Let’s Talk About The Dealth Penalty and Abortion

Many are usually surprised to learn that I am against the death penalty. My feeling has always been that it’s difficult to convince society that they should protect the life of the guilty, if they refuse to protect the life of the innocent.

The reason I am against the death penalty is purely religious. While my reasons against abortion are religious, they are also about basic human rights. With the death penalty, a secular society can decide that someone who has committed a heinous crime can be punished by losing his right to life. But an unborn baby has done nothing to deserve that. That is the difference.

Nonetheless, the death penalty, in my opinion, is barbaric. I don’t believe that the government should ever be the one who decides if someone dies. And they certainly shouldn’t be the ones actually killing someone. Maybe you feel that families that have lost loved ones to a criminal deserves closure. Maybe you feel they deserve to see the person who took the life of their loved one, have his life taken from him. Maybe you think that they deserve to see the murderer of their loved one die by the state. But the truth is that the death penalty ends up not giving families closure, but years and years of unending appeals. With every appeal the family must live through the horror once more. There is no closure.

Here is a fascinating piece by By Donald A. McCartin, a former judge of the Superior Court of Orange County in California. During his judgeship he presided over 10 murder convictions, all of which he sentenced the men to die. The first case was over 30 years ago, and none of the men have been executed. The state of California has spent millions and millions of dollars on appeals of each man.

Trending: The 15 Best Conservative News Sites On The Internet

The first one, Rodney James Alcala, whom MCartin sentenced to die more than 30 years ago, had kidnapped and and killed 12-year-old Robin Samsoe. Since then he has been sentenced to death again for killing four other young women, whom he killed around the same time he killed Robin Samsoe.

There is no doubt that Alcala is evil. He does not deserve to be a part of society. But do you think that the family of Samsoe has had one night of peace in the past 30 years?

Now, one might argue that the problem is the appeals, not the death penalty. But that will never change in a just society. So, we have to face what is reality. Wouldn’t it have been better for the Samsoe family if the judge had sentenced Alcala to life in prison with no parole, so the family did not have to live through the death penalty process? Wouldn’t the millions of dollars spent on appeals be better spent elsewhere?

The judge now says that if he had known then what he knows now, he would have sentenced Alcala to life in prison without parole, so he could have spared the family the long unending process.
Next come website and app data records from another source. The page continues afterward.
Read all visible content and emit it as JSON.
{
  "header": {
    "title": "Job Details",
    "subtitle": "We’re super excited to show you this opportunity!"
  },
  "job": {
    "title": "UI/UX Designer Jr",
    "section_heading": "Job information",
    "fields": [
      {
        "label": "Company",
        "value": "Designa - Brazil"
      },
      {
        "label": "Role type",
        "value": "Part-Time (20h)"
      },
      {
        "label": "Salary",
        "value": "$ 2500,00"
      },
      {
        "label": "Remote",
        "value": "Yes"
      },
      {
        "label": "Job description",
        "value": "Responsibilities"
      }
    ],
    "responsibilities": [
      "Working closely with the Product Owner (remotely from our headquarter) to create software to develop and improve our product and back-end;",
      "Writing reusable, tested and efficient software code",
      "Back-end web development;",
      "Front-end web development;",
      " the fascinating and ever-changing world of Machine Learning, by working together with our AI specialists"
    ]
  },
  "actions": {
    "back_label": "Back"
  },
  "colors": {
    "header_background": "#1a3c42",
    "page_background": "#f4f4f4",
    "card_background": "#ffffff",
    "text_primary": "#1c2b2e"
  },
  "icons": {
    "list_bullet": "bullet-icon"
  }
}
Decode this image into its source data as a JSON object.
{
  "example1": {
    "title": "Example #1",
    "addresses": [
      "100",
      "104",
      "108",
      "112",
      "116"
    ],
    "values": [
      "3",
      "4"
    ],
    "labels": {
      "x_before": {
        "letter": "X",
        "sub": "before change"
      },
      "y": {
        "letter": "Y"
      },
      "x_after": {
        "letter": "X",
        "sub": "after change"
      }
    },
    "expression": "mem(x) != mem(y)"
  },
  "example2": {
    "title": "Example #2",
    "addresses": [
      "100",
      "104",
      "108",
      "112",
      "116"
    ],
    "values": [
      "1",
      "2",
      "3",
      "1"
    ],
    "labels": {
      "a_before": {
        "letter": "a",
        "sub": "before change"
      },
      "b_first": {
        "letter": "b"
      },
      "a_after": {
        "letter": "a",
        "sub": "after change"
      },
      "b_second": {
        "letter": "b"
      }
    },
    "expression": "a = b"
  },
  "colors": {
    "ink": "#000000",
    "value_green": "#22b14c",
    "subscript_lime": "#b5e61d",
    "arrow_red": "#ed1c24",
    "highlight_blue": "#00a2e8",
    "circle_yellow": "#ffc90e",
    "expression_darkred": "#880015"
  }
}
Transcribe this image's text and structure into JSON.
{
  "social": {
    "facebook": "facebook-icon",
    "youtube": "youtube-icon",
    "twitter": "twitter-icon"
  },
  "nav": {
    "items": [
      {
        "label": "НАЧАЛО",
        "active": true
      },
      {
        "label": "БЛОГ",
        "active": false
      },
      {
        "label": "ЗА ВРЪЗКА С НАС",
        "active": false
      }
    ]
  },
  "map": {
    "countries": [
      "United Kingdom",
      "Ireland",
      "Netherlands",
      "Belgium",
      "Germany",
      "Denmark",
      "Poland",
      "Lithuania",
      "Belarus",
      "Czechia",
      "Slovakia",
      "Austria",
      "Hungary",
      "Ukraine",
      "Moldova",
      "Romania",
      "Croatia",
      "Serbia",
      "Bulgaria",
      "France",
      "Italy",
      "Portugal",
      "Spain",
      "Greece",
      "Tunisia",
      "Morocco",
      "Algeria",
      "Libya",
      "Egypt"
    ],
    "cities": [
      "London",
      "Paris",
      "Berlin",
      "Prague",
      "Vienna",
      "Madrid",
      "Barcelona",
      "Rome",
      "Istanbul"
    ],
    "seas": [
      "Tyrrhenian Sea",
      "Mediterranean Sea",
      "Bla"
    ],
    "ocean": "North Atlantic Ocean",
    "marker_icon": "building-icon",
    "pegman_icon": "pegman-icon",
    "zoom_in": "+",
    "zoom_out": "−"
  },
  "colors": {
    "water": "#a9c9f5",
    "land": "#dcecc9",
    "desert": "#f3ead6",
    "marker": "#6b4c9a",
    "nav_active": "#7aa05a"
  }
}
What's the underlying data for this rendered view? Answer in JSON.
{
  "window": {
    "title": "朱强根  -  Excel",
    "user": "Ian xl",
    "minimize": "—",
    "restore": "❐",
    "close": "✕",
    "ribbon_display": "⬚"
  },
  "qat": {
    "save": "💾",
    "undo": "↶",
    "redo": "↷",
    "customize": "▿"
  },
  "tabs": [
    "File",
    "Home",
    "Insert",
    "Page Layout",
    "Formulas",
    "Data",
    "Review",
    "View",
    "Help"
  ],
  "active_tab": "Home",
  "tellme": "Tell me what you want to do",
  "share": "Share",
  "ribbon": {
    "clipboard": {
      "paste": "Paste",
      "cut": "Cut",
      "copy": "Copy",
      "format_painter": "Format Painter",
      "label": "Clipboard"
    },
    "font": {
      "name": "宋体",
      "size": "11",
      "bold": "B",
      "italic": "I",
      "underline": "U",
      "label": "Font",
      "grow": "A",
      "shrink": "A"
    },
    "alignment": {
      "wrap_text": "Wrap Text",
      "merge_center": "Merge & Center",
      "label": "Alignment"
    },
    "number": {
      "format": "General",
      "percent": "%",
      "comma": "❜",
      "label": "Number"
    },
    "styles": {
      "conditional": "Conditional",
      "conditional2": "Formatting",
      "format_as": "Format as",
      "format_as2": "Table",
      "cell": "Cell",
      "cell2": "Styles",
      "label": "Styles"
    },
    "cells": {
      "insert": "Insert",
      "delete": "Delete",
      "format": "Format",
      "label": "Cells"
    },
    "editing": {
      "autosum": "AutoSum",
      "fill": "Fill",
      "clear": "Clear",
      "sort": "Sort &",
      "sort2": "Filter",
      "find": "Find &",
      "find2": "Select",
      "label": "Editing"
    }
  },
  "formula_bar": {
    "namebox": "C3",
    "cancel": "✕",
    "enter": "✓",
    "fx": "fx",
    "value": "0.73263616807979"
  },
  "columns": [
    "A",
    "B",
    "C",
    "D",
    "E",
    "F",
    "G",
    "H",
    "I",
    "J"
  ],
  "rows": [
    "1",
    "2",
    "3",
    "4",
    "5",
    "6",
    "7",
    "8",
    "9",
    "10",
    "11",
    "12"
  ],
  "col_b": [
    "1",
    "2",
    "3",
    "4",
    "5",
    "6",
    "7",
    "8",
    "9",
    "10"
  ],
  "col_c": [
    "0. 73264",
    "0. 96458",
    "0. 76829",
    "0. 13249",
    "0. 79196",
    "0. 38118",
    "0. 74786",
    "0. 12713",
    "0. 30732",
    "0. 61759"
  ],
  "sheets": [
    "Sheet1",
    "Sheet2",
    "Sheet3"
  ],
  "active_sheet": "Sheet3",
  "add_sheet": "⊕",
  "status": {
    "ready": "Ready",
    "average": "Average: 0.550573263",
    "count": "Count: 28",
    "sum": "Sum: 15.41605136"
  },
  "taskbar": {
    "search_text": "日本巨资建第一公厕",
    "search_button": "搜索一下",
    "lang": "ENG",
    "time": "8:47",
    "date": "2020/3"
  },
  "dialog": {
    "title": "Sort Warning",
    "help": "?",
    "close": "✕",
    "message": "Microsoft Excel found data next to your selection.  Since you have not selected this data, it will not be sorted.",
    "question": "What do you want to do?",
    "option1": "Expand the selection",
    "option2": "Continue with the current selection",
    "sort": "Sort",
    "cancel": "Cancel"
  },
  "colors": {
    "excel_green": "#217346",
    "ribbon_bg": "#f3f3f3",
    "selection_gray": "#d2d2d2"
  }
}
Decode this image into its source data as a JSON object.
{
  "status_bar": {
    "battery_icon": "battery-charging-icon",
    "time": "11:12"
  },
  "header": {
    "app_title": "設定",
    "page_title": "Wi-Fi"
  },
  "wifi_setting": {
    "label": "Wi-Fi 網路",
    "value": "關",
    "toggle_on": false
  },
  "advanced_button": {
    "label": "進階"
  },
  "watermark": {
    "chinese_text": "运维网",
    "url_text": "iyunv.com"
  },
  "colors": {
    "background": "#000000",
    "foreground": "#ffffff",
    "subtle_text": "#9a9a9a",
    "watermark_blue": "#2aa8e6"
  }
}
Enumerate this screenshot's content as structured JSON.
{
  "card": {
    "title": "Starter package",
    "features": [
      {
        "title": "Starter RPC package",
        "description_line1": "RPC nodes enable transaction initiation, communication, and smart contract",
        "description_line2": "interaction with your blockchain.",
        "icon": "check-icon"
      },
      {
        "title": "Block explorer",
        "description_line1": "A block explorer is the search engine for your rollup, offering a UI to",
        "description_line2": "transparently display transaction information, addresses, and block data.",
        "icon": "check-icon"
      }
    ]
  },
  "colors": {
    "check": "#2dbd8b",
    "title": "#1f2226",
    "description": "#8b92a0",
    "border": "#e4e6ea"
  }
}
He now says that it’s time to stop “the killing game,” and give the families the knowledge that the monster that killed their loved one will be behind bars for life, and will never harm anyone again. When you think about it, death can be a release for many of these monsters. Why should we give them release?

In addition to all this, the Northern California chapter of the ACLU estimates that California spends $137 million each year on death penalty cases. Yet, life in prison would cost just $11 million. Considering that all 10 men, after 30 years are still with us, California might as well have just spent the $11 million instead of the $137 million.

In Texas, execution has long tradition. Between 1819 and 1923 we executed by hanging. The electric chair came in 1923. All executions since have been carried out in Huntsville. Texas adopted lethal injection in 1977. Texas leads the nation in the number of executions since the death penalty was reinstated in 1976. Although wait time on death row is quicker in Texas than in California, typically a death row inmate spends over a decade awaiting execution. Three offenders executed in Alabama in 2007 spent an average of 23 years on death row. So, the death penalty is a slow, wrenching process, no matter where it is applied.

Also, there is clearly to me, a racial injustice component to the death penalty. There is certainly a poor vs rich component as well. If one can afford an excellent lawyer, your chances of the death penalty diminishes greatly. Should the punishment of death be decided by how much money one has? Of course not.

In a case of extreme irony, the U.S. Supreme Court declared capital punishment “cruel and unusual punishment” in 1972, just a year before they legalized the ending of innocent unborn life in abortion in 1973.

From 1976, when executions were resumed, to 2002, there have been 784 executions in the US. In comparison, between 1973 to 1996, the number of abortions has been over 35 million. Quite a contrast, right?

This is why I fight so much harder for the life of the unborn. The numbers are astonishing. We should never want this for our society, no matter how we feel about “choice.”

What both these issues have in common to me is simple. We shouldn’t be the ones who decide who lives and who dies. We should lock up the murders, and we should help those in crisis pregnancies.

Now, many will argue for extreme circumstances in both the death penalty and abortion. I’m always willing to allow for extreme circumstances. I think most reasonable people are. There must come a time that we better ourselves as a society on life issues. We must find the better way. What we leave our children matters. Let’s leave them a place that says that life matters. Let’s leave them a place that is just.

Share this!

Enjoy reading? Share it with your friends!